Guy Wagner, Managing Director of BLI - Banque de Luxembourg Investments, points out that in the context of the US-China trade war, businesses are cautious about investing, and this has been more detrimental to Europe and the eurozone than the United States.
In 2019, the global economy grew at its slowest pace for ten years. Should we fear an eventual downturn and recession?
For now, fears of a recession are exaggerated. But over the last ten years, growth has become structurally weaker. So, whenever there is a slowdown, fears of recession follow all the more quickly. But again, these are exaggerated.
What are the main reasons for this slower pace of growth?
As regards purely structural aspects, the causes are linked to traditional factors that come under the definition of growth: demographic trends, questions of productivity, etc. Today, these all constitute real brakes on growth. On top of this, we have the problem of massive excessive debt, with numerous empirical studies showing the very close correlation between excessive debt and weak growth.
Meanwhile, the stark context of trade tensions between the US and China looms large over the climate of confidence and depresses investments. Within this structural framework of weaker growth, deceleration tends to escalate.
The impact of the Fed’s decisions on global growth is relatively limitedGuy Wagner, Managing Director, BLI – Banque de Luxembourg Investments
What reactions can be expected following the Federal Reserve's recent decision to pause its interest rate hikes after three successive announcements of interest rate cuts?

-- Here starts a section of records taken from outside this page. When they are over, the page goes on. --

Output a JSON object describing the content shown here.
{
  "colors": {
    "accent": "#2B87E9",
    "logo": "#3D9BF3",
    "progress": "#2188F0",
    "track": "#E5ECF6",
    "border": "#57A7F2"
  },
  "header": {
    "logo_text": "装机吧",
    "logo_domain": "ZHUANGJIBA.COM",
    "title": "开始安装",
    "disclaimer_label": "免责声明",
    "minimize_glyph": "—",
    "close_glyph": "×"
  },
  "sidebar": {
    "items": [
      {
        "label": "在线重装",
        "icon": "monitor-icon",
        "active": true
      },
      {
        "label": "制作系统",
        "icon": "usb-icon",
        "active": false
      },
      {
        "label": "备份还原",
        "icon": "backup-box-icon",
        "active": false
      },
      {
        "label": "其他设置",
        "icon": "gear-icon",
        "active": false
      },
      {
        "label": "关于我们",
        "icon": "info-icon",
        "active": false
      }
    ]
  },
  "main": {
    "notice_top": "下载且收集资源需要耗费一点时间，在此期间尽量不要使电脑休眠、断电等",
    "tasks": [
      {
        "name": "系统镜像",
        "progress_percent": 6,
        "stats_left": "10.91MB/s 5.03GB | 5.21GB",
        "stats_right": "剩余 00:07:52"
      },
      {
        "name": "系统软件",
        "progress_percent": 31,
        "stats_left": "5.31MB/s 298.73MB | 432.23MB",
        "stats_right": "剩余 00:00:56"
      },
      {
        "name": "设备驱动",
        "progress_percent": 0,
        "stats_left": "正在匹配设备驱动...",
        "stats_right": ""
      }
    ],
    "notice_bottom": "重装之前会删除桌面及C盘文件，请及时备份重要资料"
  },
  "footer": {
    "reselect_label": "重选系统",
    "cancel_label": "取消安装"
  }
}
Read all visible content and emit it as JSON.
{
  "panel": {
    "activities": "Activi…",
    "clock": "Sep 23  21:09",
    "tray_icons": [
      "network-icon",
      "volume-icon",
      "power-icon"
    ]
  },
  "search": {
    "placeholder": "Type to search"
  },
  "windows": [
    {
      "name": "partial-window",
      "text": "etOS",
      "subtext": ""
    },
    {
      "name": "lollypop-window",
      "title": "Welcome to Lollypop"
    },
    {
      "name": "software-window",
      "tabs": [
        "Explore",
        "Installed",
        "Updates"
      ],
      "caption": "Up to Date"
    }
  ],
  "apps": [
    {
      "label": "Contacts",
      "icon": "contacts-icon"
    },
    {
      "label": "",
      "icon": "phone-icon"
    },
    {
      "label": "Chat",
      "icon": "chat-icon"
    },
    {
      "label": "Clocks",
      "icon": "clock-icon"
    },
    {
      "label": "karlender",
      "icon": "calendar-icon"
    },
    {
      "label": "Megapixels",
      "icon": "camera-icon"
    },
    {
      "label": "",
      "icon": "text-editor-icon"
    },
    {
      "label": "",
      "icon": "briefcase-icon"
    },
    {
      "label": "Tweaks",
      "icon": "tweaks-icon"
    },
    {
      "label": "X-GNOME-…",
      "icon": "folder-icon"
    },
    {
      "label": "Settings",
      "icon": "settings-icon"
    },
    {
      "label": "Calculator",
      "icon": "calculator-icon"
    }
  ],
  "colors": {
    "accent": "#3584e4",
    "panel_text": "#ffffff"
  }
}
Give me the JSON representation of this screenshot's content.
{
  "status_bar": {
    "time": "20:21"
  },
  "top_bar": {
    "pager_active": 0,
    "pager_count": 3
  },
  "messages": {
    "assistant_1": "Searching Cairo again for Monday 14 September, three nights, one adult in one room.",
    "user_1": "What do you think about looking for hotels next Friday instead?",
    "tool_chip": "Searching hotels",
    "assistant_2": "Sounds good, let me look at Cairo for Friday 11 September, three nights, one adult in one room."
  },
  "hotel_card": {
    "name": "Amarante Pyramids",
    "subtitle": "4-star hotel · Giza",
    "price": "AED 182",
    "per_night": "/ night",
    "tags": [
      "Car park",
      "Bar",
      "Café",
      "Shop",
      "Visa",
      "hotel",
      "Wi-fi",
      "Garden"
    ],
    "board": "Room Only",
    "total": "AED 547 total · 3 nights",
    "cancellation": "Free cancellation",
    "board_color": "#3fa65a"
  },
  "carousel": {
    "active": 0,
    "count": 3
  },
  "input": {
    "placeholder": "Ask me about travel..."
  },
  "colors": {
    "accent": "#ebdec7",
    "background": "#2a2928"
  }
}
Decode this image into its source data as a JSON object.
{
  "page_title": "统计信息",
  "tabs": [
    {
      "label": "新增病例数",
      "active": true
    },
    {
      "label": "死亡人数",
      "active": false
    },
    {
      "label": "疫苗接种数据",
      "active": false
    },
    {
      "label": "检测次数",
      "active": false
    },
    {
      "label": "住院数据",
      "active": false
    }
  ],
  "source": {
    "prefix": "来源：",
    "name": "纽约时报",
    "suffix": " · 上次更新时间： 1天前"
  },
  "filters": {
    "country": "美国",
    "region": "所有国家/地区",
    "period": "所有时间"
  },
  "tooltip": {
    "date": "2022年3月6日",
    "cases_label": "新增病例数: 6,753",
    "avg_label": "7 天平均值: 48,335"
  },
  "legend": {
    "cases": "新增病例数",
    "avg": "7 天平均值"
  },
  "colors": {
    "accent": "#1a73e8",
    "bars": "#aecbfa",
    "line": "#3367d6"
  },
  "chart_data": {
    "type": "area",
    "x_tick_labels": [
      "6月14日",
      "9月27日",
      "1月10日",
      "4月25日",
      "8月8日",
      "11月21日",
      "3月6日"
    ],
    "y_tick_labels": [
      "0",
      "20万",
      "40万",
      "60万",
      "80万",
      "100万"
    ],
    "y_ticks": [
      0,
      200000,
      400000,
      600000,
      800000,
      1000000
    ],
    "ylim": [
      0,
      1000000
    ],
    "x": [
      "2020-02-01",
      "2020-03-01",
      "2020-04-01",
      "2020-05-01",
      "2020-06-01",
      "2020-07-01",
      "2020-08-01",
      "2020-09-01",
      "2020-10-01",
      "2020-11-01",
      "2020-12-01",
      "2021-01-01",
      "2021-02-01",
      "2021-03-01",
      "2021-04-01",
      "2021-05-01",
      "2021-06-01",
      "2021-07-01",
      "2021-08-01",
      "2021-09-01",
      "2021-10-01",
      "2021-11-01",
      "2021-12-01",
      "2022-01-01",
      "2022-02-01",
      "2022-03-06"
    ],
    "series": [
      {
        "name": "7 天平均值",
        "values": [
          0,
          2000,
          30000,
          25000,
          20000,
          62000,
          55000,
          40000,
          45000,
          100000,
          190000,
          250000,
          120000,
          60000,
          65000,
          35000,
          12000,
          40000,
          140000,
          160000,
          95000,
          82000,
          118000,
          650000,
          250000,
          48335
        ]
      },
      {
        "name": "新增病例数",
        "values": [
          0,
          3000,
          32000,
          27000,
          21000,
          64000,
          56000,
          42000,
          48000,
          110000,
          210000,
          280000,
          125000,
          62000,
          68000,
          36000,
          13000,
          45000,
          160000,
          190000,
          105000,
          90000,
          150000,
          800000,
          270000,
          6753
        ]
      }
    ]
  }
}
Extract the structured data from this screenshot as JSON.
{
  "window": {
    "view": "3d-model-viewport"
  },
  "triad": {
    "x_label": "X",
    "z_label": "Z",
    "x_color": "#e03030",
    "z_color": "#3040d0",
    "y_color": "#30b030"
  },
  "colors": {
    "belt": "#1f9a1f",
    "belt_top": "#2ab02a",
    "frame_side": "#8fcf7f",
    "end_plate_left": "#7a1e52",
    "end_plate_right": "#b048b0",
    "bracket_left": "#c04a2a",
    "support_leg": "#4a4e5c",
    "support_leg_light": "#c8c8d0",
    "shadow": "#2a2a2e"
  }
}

The Fed’s U-turn provided an immediate boost to the financial markets but, at a macroeconomic level, the impact on growth has been relatively limited.
Will the trade war that has been simmering for a long time between China and the United States weaken the US economy?
So far, the impact of these tensions on the American economy has been limited as US growth remains robust. Its main engine is private consumption, in contrast to the eurozone which is much more exposed to the fluctuations in global trade that are directly impacted by the current trade spat.
Nobody takes the US budgetary deficit seriouslyGuy Wagner, Managing Director, BLI – Banque de Luxembourg Investments
At the same time, the United States is facing an unprecedented budgetary deficit which inevitably restricts the authorities’ options for stimulating economic activity. Have we reached an impasse?
It’s not necessarily an impasse but it is worrying. The problem is that, nowadays, nobody takes it seriously. Here and there, including in Europe, voices are raised about interest rates, and hence the cost of government financing, being so low that this issue of budget deficits gets somewhat overlooked.
What is surprising is that this record deficit comes at a time when the US economy is doing relatively well. It is in the middle of its longest-ever growth cycle, which ought to generate a budget surplus. Generally, budget deficits tend to be seen at times of recession. Yet, here we are, after more than 10 years of growth, with a historically low unemployment rate, and, in spite of everything, a record budgetary deficit.
Is the eurozone robust enough to cope with a deteriorating international economic climate?
Today's economies are increasingly dependent on services rather than industry. Fortunately, services are relatively stable: in the past, when economies were more dependent on industry (by definition more cyclical), growth proved more volatile. Today, growth may be more moderate but it is relatively stable.
Clearly, the US-China trade war is having a greater impact on Europe and the eurozone by affecting business confidence (companies reluctant to invest) and hence global trade. But, as I said, the European economy is more open than America's, which is why it is more impacted.
Where the eurozone is concerned, we should not underestimate the risk of recession: it is a region with lower growth potential and is more impacted by what is happening around it.